→ Work instruction
The expected output is every entry below, exact in every character.
▬▬▬
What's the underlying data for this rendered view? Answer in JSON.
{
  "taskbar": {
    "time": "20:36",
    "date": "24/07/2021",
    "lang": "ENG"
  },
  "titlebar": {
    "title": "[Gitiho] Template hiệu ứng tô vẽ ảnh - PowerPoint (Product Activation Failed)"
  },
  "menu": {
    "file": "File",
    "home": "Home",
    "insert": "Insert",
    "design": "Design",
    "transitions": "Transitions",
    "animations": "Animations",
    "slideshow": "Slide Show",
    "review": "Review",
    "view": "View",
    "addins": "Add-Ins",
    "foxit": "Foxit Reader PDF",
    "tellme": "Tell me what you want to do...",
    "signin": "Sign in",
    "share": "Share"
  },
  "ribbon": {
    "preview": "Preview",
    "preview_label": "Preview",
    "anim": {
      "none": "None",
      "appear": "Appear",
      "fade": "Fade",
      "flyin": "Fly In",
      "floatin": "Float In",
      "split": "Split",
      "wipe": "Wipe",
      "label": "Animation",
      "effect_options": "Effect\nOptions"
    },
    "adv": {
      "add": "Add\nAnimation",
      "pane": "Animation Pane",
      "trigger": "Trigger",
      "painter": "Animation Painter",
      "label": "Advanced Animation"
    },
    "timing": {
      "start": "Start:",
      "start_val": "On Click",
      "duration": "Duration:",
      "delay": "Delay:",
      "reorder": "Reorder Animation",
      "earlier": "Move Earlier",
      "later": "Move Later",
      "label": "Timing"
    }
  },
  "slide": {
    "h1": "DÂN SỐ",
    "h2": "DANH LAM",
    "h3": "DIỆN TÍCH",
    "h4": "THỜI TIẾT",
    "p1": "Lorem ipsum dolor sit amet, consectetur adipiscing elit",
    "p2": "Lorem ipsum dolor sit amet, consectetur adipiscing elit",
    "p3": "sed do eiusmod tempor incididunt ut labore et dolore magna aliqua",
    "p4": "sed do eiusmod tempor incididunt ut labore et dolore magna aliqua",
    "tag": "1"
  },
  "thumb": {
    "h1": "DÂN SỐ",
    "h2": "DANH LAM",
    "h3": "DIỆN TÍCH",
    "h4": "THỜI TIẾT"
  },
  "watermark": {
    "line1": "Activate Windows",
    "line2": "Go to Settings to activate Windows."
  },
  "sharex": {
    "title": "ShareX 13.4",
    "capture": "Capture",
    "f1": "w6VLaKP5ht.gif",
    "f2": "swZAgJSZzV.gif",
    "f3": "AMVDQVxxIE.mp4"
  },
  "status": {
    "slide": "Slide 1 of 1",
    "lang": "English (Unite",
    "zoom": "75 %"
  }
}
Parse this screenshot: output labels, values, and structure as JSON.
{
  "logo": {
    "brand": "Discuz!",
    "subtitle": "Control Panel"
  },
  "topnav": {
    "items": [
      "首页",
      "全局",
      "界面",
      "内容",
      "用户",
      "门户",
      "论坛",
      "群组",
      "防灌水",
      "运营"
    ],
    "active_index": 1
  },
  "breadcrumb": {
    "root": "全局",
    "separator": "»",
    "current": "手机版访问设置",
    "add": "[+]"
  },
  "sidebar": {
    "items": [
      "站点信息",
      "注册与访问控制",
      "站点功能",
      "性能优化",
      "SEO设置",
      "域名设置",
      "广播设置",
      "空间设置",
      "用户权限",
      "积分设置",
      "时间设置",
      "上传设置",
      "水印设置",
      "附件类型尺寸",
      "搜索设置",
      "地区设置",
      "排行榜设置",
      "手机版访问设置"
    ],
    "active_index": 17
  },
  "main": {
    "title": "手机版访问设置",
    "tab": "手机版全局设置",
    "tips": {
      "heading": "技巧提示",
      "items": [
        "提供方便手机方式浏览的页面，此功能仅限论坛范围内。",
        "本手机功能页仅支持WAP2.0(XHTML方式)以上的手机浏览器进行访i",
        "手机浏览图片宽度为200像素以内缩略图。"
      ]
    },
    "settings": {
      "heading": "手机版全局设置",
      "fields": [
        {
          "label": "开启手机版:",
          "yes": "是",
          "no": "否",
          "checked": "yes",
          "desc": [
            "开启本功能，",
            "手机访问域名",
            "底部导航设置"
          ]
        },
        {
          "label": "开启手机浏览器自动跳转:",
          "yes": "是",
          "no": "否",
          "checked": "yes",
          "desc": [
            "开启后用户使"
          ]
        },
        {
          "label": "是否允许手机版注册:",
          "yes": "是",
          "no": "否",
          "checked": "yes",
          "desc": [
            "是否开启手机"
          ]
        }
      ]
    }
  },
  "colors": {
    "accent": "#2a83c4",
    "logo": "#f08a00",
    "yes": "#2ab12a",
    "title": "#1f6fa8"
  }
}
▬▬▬
→ Solution for this exercise
What's the underlying data for this rendered view? Answer in JSON.
{
  "taskbar": {
    "time": "20:36",
    "date": "24/07/2021",
    "lang": "ENG"
  },
  "titlebar": {
    "title": "[Gitiho] Template hiệu ứng tô vẽ ảnh - PowerPoint (Product Activation Failed)"
  },
  "menu": {
    "file": "File",
    "home": "Home",
    "insert": "Insert",
    "design": "Design",
    "transitions": "Transitions",
    "animations": "Animations",
    "slideshow": "Slide Show",
    "review": "Review",
    "view": "View",
    "addins": "Add-Ins",
    "foxit": "Foxit Reader PDF",
    "tellme": "Tell me what you want to do...",
    "signin": "Sign in",
    "share": "Share"
  },
  "ribbon": {
    "preview": "Preview",
    "preview_label": "Preview",
    "anim": {
      "none": "None",
      "appear": "Appear",
      "fade": "Fade",
      "flyin": "Fly In",
      "floatin": "Float In",
      "split": "Split",
      "wipe": "Wipe",
      "label": "Animation",
      "effect_options": "Effect\nOptions"
    },
    "adv": {
      "add": "Add\nAnimation",
      "pane": "Animation Pane",
      "trigger": "Trigger",
      "painter": "Animation Painter",
      "label": "Advanced Animation"
    },
    "timing": {
      "start": "Start:",
      "start_val": "On Click",
      "duration": "Duration:",
      "delay": "Delay:",
      "reorder": "Reorder Animation",
      "earlier": "Move Earlier",
      "later": "Move Later",
      "label": "Timing"
    }
  },
  "slide": {
    "h1": "DÂN SỐ",
    "h2": "DANH LAM",
    "h3": "DIỆN TÍCH",
    "h4": "THỜI TIẾT",
    "p1": "Lorem ipsum dolor sit amet, consectetur adipiscing elit",
    "p2": "Lorem ipsum dolor sit amet, consectetur adipiscing elit",
    "p3": "sed do eiusmod tempor incididunt ut labore et dolore magna aliqua",
    "p4": "sed do eiusmod tempor incididunt ut labore et dolore magna aliqua",
    "tag": "1"
  },
  "thumb": {
    "h1": "DÂN SỐ",
    "h2": "DANH LAM",
    "h3": "DIỆN TÍCH",
    "h4": "THỜI TIẾT"
  },
  "watermark": {
    "line1": "Activate Windows",
    "line2": "Go to Settings to activate Windows."
  },
  "sharex": {
    "title": "ShareX 13.4",
    "capture": "Capture",
    "f1": "w6VLaKP5ht.gif",
    "f2": "swZAgJSZzV.gif",
    "f3": "AMVDQVxxIE.mp4"
  },
  "status": {
    "slide": "Slide 1 of 1",
    "lang": "English (Unite",
    "zoom": "75 %"
  }
}
Parse this screenshot: output labels, values, and structure as JSON.
{
  "logo": {
    "brand": "Discuz!",
    "subtitle": "Control Panel"
  },
  "topnav": {
    "items": [
      "首页",
      "全局",
      "界面",
      "内容",
      "用户",
      "门户",
      "论坛",
      "群组",
      "防灌水",
      "运营"
    ],
    "active_index": 1
  },
  "breadcrumb": {
    "root": "全局",
    "separator": "»",
    "current": "手机版访问设置",
    "add": "[+]"
  },
  "sidebar": {
    "items": [
      "站点信息",
      "注册与访问控制",
      "站点功能",
      "性能优化",
      "SEO设置",
      "域名设置",
      "广播设置",
      "空间设置",
      "用户权限",
      "积分设置",
      "时间设置",
      "上传设置",
      "水印设置",
      "附件类型尺寸",
      "搜索设置",
      "地区设置",
      "排行榜设置",
      "手机版访问设置"
    ],
    "active_index": 17
  },
  "main": {
    "title": "手机版访问设置",
    "tab": "手机版全局设置",
    "tips": {
      "heading": "技巧提示",
      "items": [
        "提供方便手机方式浏览的页面，此功能仅限论坛范围内。",
        "本手机功能页仅支持WAP2.0(XHTML方式)以上的手机浏览器进行访i",
        "手机浏览图片宽度为200像素以内缩略图。"
      ]
    },
    "settings": {
      "heading": "手机版全局设置",
      "fields": [
        {
          "label": "开启手机版:",
          "yes": "是",
          "no": "否",
          "checked": "yes",
          "desc": [
            "开启本功能，",
            "手机访问域名",
            "底部导航设置"
          ]
        },
        {
          "label": "开启手机浏览器自动跳转:",
          "yes": "是",
          "no": "否",
          "checked": "yes",
          "desc": [
            "开启后用户使"
          ]
        },
        {
          "label": "是否允许手机版注册:",
          "yes": "是",
          "no": "否",
          "checked": "yes",
          "desc": [
            "是否开启手机"
          ]
        }
      ]
    }
  },
  "colors": {
    "accent": "#2a83c4",
    "logo": "#f08a00",
    "yes": "#2ab12a",
    "title": "#1f6fa8"
  }
}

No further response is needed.